No dry hopping for this brew, as I said above I want the yeast to sing.  I’ll need to try my best to increase the temperature of the FV to around 22C (minimum), otherwise it’s unlikely I’ll get anywhere near the FG 1.008 (around 7.7%) I’m hoping for.  Ideally I’d want to get it to mid-twenties to try and get some interesting esters from the yeast.

As mentioned in my previous post, this brew was inspired by the Twitter generated #SupSaison event taking place on the 15th September.  A few other homebrewers are brewing the style at the moment, including Neil Gardner @leedsbrew, Andy Parker @tabamatu and Ian Darvill @lugsy51.  Hoping to swap some bottles with these guys soon!

Advertisements

9 thoughts on “AG#20 NZ Saison

  1. I’ve only used 565 as you know Dave, but I found patience was a real virtue.
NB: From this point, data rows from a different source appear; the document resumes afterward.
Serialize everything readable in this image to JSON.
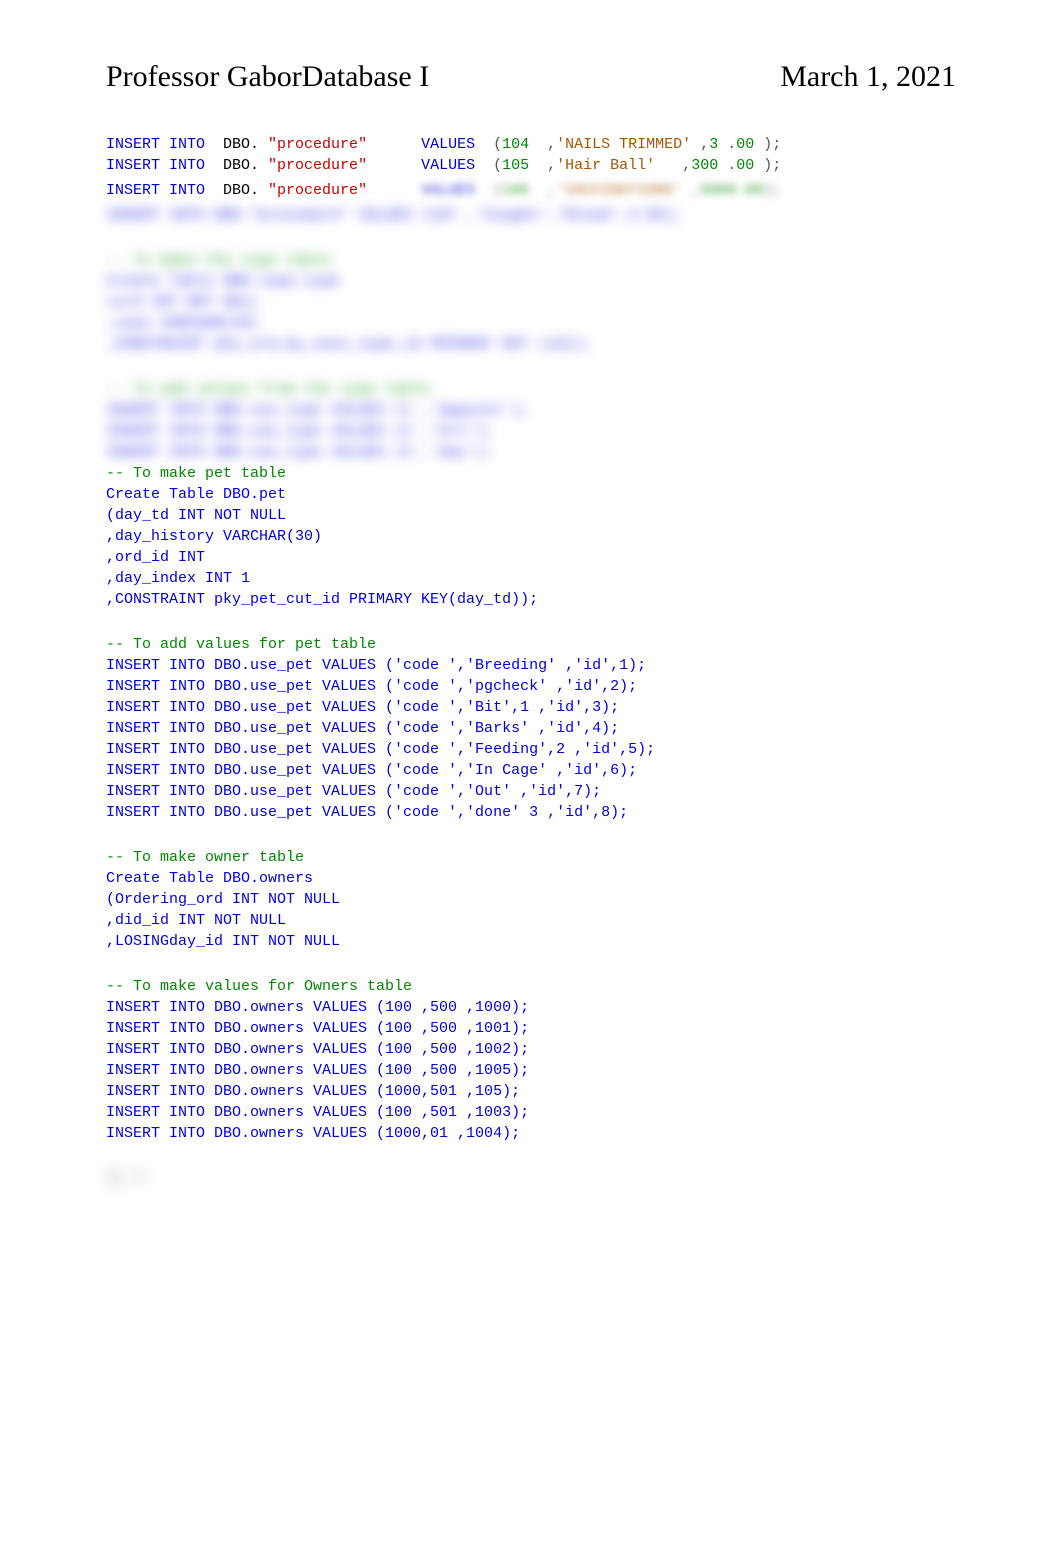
{
  "header": {
    "left": "Professor GaborDatabase I",
    "right": "March 1, 2021"
  },
  "code": {
    "lines": [
      {
        "insert": "INSERT INTO",
        "dbo": "  DBO.",
        "proc": " \"procedure\"",
        "values": "      VALUES",
        "paren1": "  (",
        "num": "104",
        "comma1": "  ,",
        "str": "'NAILS TRIMMED'",
        "comma2": " ,",
        "dec1": "3",
        "dot": " .",
        "dec2": "00",
        "paren2": " );"
      },
      {
        "insert": "INSERT INTO",
        "dbo": "  DBO.",
        "proc": " \"procedure\"",
        "values": "      VALUES",
        "paren1": "  (",
        "num": "105",
        "comma1": "  ,",
        "str": "'Hair Ball'",
        "comma2": "   ,",
        "dec1": "300",
        "dot": " .",
        "dec2": "00",
        "paren2": " );"
      },
      {
        "insert": "INSERT INTO",
        "dbo": "  DBO.",
        "proc": " \"procedure\"",
        "values": "      VALUES",
        "paren1": "  (",
        "num": "106",
        "comma1": "  ,",
        "str": "'VACCINATIONS'",
        "comma2": " ,",
        "dec1": "5000",
        "dot": ".00",
        "dec2": "",
        "paren2": ");"
      }
    ]
  },
  "blurred": {
    "s1_l1": "INSERT INTO DBO.\"procedure\" VALUES (107 ,'Coughs','Blood',4.95);",
    "s2_comment": "-- To make the type table",
    "s2_l1": "Create Table DBO.type_type",
    "s2_l2": "(ord INT NOT NULL",
    "s2_l3": ",uses VARCHAR(20)",
    "s2_l4": ",CONSTRAINT pky_ord_by_uses_type_id PRIMARY KEY (id));",
    "s3_comment": "-- To add values from the type table",
    "s3_l1": "INSERT INTO DBO.use_type VALUES (1 ,'Appoint');",
    "s3_l2": "INSERT INTO DBO.use_type VALUES (2 ,'hrs');",
    "s3_l3": "INSERT INTO DBO.use_type VALUES (3 ,'day');",
    "s4_comment": "-- To make pet table",
    "s4_l1": "Create Table DBO.pet",
    "s4_l2": "(day_td INT NOT NULL",
    "s4_l3": ",day_history VARCHAR(30)",
    "s4_l4": ",ord_id INT",
    "s4_l5": ",day_index INT 1",
    "s4_l6": ",CONSTRAINT pky_pet_cut_id PRIMARY KEY(day_td));",
    "s5_comment": "-- To add values for pet table",
    "s5_l1": "INSERT INTO DBO.use_pet VALUES ('code ','Breeding' ,'id',1);",
    "s5_l2": "INSERT INTO DBO.use_pet VALUES ('code ','pgcheck' ,'id',2);",
    "s5_l3": "INSERT INTO DBO.use_pet VALUES ('code ','Bit',1 ,'id',3);",
    "s5_l4": "INSERT INTO DBO.use_pet VALUES ('code ','Barks' ,'id',4);",
    "s5_l5": "INSERT INTO DBO.use_pet VALUES ('code ','Feeding',2 ,'id',5);",
    "s5_l6": "INSERT INTO DBO.use_pet VALUES ('code ','In Cage' ,'id',6);",
    "s5_l7": "INSERT INTO DBO.use_pet VALUES ('code ','Out' ,'id',7);",
    "s5_l8": "INSERT INTO DBO.use_pet VALUES ('code ','done' 3 ,'id',8);",
    "s6_comment": "-- To make owner table",
    "s6_l1": "Create Table DBO.owners",
    "s6_l2": "(Ordering_ord INT NOT NULL",
    "s6_l3": ",did_id INT NOT NULL",
    "s6_l4": ",LOSINGday_id INT NOT NULL",
    "s7_comment": "-- To make values for Owners table",
    "s7_l1": "INSERT INTO DBO.owners VALUES (100 ,500 ,1000);",
    "s7_l2": "INSERT INTO DBO.owners VALUES (100 ,500 ,1001);",
    "s7_l3": "INSERT INTO DBO.owners VALUES (100 ,500 ,1002);",
    "s7_l4": "INSERT INTO DBO.owners VALUES (100 ,500 ,1005);",
    "s7_l5": "INSERT INTO DBO.owners VALUES (1000,501 ,105);",
    "s7_l6": "INSERT INTO DBO.owners VALUES (100 ,501 ,1003);",
    "s7_l7": "INSERT INTO DBO.owners VALUES (1000,01 ,1004);",
    "footer": "ㅁ 7"
  }
}
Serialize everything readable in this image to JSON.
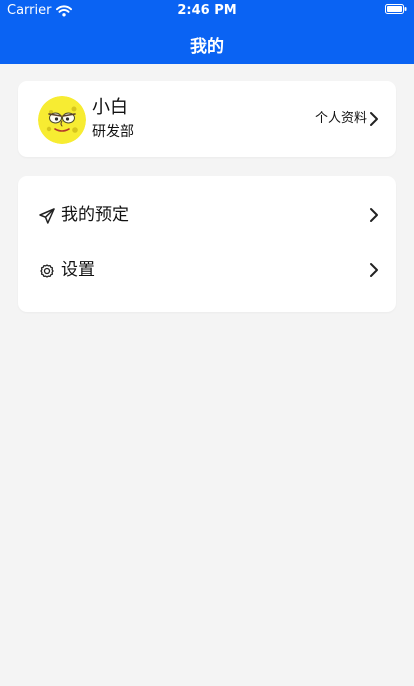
{
  "status_bar": {
    "carrier": "Carrier",
    "time": "2:46 PM",
    "wifi_icon": "wifi-icon",
    "battery_icon": "battery-icon"
  },
  "header": {
    "title": "我的",
    "background_color": "#0a63f3"
  },
  "profile": {
    "name": "小白",
    "department": "研发部",
    "link_label": "个人资料",
    "avatar_icon": "yellow-cartoon-avatar"
  },
  "menu": {
    "items": [
      {
        "label": "我的预定",
        "icon": "paper-plane-icon"
      },
      {
        "label": "设置",
        "icon": "gear-icon"
      }
    ]
  },
  "colors": {
    "page_background": "#f4f4f4",
    "card_background": "#ffffff",
    "text": "#111111",
    "accent": "#0a63f3"
  }
}
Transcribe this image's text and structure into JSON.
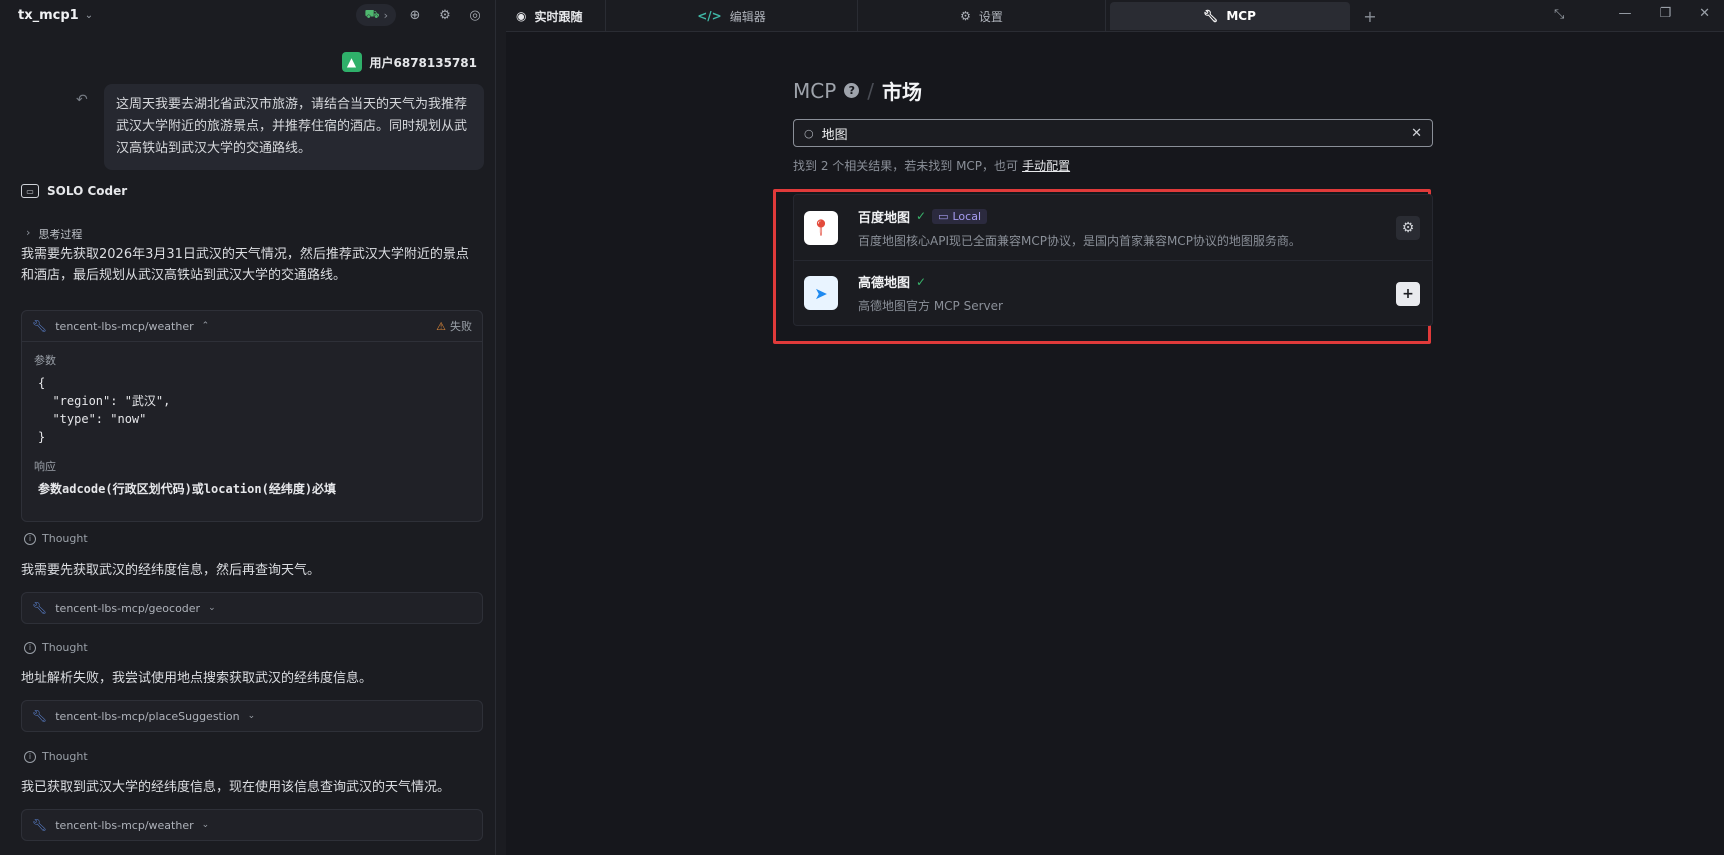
{
  "left": {
    "project": "tx_mcp1",
    "user": {
      "name": "用户6878135781"
    },
    "user_message": "这周天我要去湖北省武汉市旅游，请结合当天的天气为我推荐武汉大学附近的旅游景点，并推荐住宿的酒店。同时规划从武汉高铁站到武汉大学的交通路线。",
    "agent_name": "SOLO Coder",
    "thinking_label": "思考过程",
    "para1": "我需要先获取2026年3月31日武汉的天气情况，然后推荐武汉大学附近的景点和酒店，最后规划从武汉高铁站到武汉大学的交通路线。",
    "tool1": {
      "name": "tencent-lbs-mcp/weather",
      "status": "失败",
      "params_label": "参数",
      "params_code": "{\n  \"region\": \"武汉\",\n  \"type\": \"now\"\n}",
      "response_label": "响应",
      "response": "参数adcode(行政区划代码)或location(经纬度)必填"
    },
    "thought_label": "Thought",
    "para2": "我需要先获取武汉的经纬度信息，然后再查询天气。",
    "tool2": {
      "name": "tencent-lbs-mcp/geocoder"
    },
    "para3": "地址解析失败，我尝试使用地点搜索获取武汉的经纬度信息。",
    "tool3": {
      "name": "tencent-lbs-mcp/placeSuggestion"
    },
    "para4": "我已获取到武汉大学的经纬度信息，现在使用该信息查询武汉的天气情况。",
    "tool4": {
      "name": "tencent-lbs-mcp/weather"
    }
  },
  "tabs": {
    "t1": "实时跟随",
    "t2": "编辑器",
    "t3": "设置",
    "t4": "MCP"
  },
  "main": {
    "crumb_mcp": "MCP",
    "crumb_market": "市场",
    "search_value": "地图",
    "found_text": "找到 2 个相关结果，若未找到 MCP，也可",
    "manual_link": "手动配置",
    "results": [
      {
        "name": "百度地图",
        "tag": "Local",
        "desc": "百度地图核心API现已全面兼容MCP协议，是国内首家兼容MCP协议的地图服务商。"
      },
      {
        "name": "高德地图",
        "desc": "高德地图官方 MCP Server"
      }
    ]
  },
  "colors": {
    "accent_green": "#38b26a",
    "highlight_red": "#e03a3a",
    "bg": "#16171c"
  }
}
It’s only had a week, so give it time – I think mine had a full 20 days in primary before it got to 1.009! A few more days and a bit of heat, and it should be fine.

    Love the recipe by the way – NZ hops and saison yeast seem to work well together.

  2. I’m also planning to brew my first saison more or less in time for the September event. So thanks for the useful information in this post.

    I was thinking of a similar grain bill to yours but without the Vienna malt – instead that part will be made up of more Munich.

    It’d be interesting to see how your beer turns out, especially without any added spices.

  3. Pingback: Brewing A Saison : The Legendary Home Brewed Beer // Home Brew Manual

Please let me know what you think of my post. Thanks.

Fill in your details below or click an icon to log in:

WordPress.com Logo

You are commenting using your WordPress.com account. Log Out / Change )

Twitter picture

You are commenting using your Twitter account. Log Out / Change )

Facebook photo

You are commenting using your Facebook account. Log Out / Change )

Google+ photo

You are commenting using your Google+ account. Log Out / Change )

Connecting to %s